- [TASK DATA]
□ □ □ □

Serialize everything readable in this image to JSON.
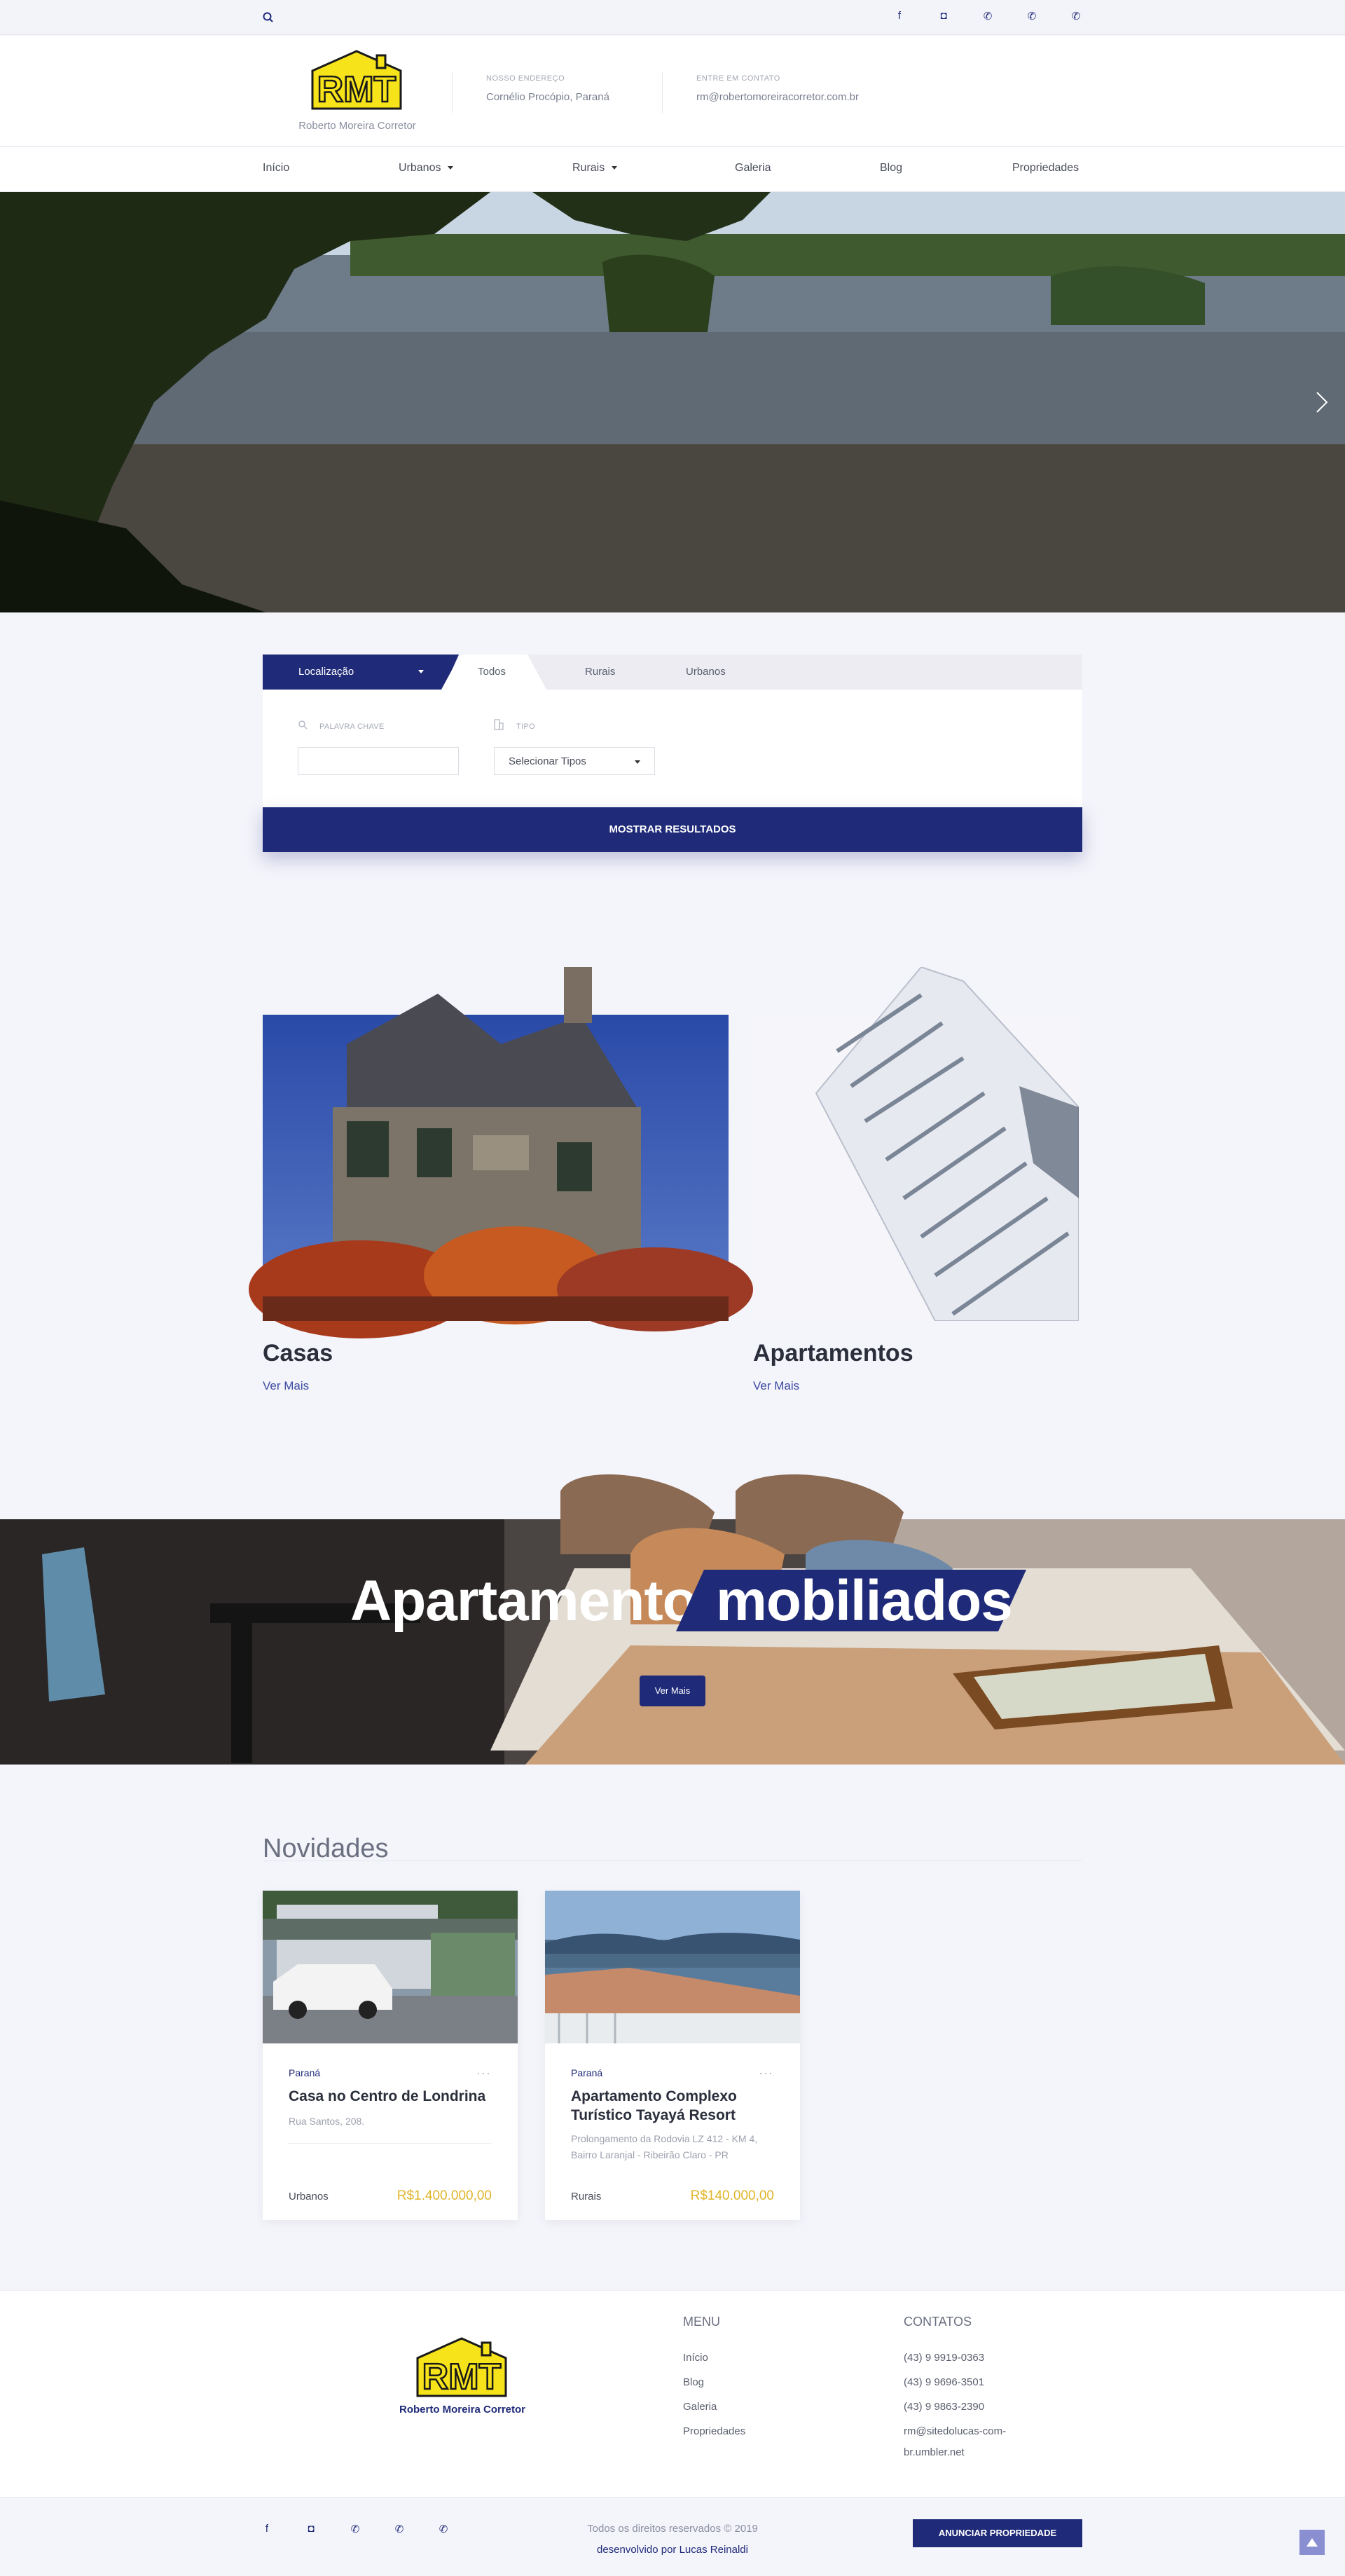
{
  "topbar": {
    "search_icon": "search-icon",
    "social": [
      "facebook-icon",
      "instagram-icon",
      "whatsapp-icon",
      "whatsapp-icon",
      "whatsapp-icon"
    ]
  },
  "header": {
    "logo_text": "RMT",
    "logo_sub": "Roberto Moreira Corretor",
    "address_label": "NOSSO ENDEREÇO",
    "address_value": "Cornélio Procópio, Paraná",
    "contact_label": "ENTRE EM CONTATO",
    "contact_value": "rm@robertomoreiracorretor.com.br"
  },
  "nav": {
    "items": [
      "Início",
      "Urbanos",
      "Rurais",
      "Galeria",
      "Blog",
      "Propriedades"
    ]
  },
  "search": {
    "location_label": "Localização",
    "tabs": [
      "Todos",
      "Rurais",
      "Urbanos"
    ],
    "keyword_label": "PALAVRA CHAVE",
    "type_label": "TIPO",
    "type_select": "Selecionar Tipos",
    "submit": "MOSTRAR RESULTADOS"
  },
  "categories": [
    {
      "title": "Casas",
      "link": "Ver Mais"
    },
    {
      "title": "Apartamentos",
      "link": "Ver Mais"
    }
  ],
  "banner": {
    "title_a": "Apartamentos",
    "title_b": "mobiliados",
    "button": "Ver Mais"
  },
  "news": {
    "title": "Novidades",
    "cards": [
      {
        "state": "Paraná",
        "name": "Casa no Centro de Londrina",
        "address": "Rua Santos, 208.",
        "type": "Urbanos",
        "price": "R$1.400.000,00"
      },
      {
        "state": "Paraná",
        "name": "Apartamento Complexo Turístico Tayayá Resort",
        "address": "Prolongamento da Rodovia LZ 412 - KM 4, Bairro Laranjal - Ribeirão Claro - PR",
        "type": "Rurais",
        "price": "R$140.000,00"
      }
    ]
  },
  "footer": {
    "logo_sub": "Roberto Moreira Corretor",
    "menu_title": "MENU",
    "menu": [
      "Início",
      "Blog",
      "Galeria",
      "Propriedades"
    ],
    "contacts_title": "CONTATOS",
    "contacts": [
      "(43) 9 9919-0363",
      "(43) 9 9696-3501",
      "(43) 9 9863-2390",
      "rm@sitedolucas-com-",
      "br.umbler.net"
    ],
    "copyright": "Todos os direitos reservados © 2019",
    "developer": "desenvolvido por Lucas Reinaldi",
    "cta": "ANUNCIAR PROPRIEDADE"
  },
  "colors": {
    "brand": "#1f2a78",
    "price": "#e0b52a",
    "logo_yellow": "#f7e31a"
  }
}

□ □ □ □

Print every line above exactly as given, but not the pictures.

- [COMPLETED EXERCISE]
Serialize everything readable in this image to JSON.
{
  "topbar": {
    "search_icon": "search-icon",
    "social": [
      "facebook-icon",
      "instagram-icon",
      "whatsapp-icon",
      "whatsapp-icon",
      "whatsapp-icon"
    ]
  },
  "header": {
    "logo_text": "RMT",
    "logo_sub": "Roberto Moreira Corretor",
    "address_label": "NOSSO ENDEREÇO",
    "address_value": "Cornélio Procópio, Paraná",
    "contact_label": "ENTRE EM CONTATO",
    "contact_value": "rm@robertomoreiracorretor.com.br"
  },
  "nav": {
    "items": [
      "Início",
      "Urbanos",
      "Rurais",
      "Galeria",
      "Blog",
      "Propriedades"
    ]
  },
  "search": {
    "location_label": "Localização",
    "tabs": [
      "Todos",
      "Rurais",
      "Urbanos"
    ],
    "keyword_label": "PALAVRA CHAVE",
    "type_label": "TIPO",
    "type_select": "Selecionar Tipos",
    "submit": "MOSTRAR RESULTADOS"
  },
  "categories": [
    {
      "title": "Casas",
      "link": "Ver Mais"
    },
    {
      "title": "Apartamentos",
      "link": "Ver Mais"
    }
  ],
  "banner": {
    "title_a": "Apartamentos",
    "title_b": "mobiliados",
    "button": "Ver Mais"
  },
  "news": {
    "title": "Novidades",
    "cards": [
      {
        "state": "Paraná",
        "name": "Casa no Centro de Londrina",
        "address": "Rua Santos, 208.",
        "type": "Urbanos",
        "price": "R$1.400.000,00"
      },
      {
        "state": "Paraná",
        "name": "Apartamento Complexo Turístico Tayayá Resort",
        "address": "Prolongamento da Rodovia LZ 412 - KM 4, Bairro Laranjal - Ribeirão Claro - PR",
        "type": "Rurais",
        "price": "R$140.000,00"
      }
    ]
  },
  "footer": {
    "logo_sub": "Roberto Moreira Corretor",
    "menu_title": "MENU",
    "menu": [
      "Início",
      "Blog",
      "Galeria",
      "Propriedades"
    ],
    "contacts_title": "CONTATOS",
    "contacts": [
      "(43) 9 9919-0363",
      "(43) 9 9696-3501",
      "(43) 9 9863-2390",
      "rm@sitedolucas-com-",
      "br.umbler.net"
    ],
    "copyright": "Todos os direitos reservados © 2019",
    "developer": "desenvolvido por Lucas Reinaldi",
    "cta": "ANUNCIAR PROPRIEDADE"
  },
  "colors": {
    "brand": "#1f2a78",
    "price": "#e0b52a",
    "logo_yellow": "#f7e31a"
  }
}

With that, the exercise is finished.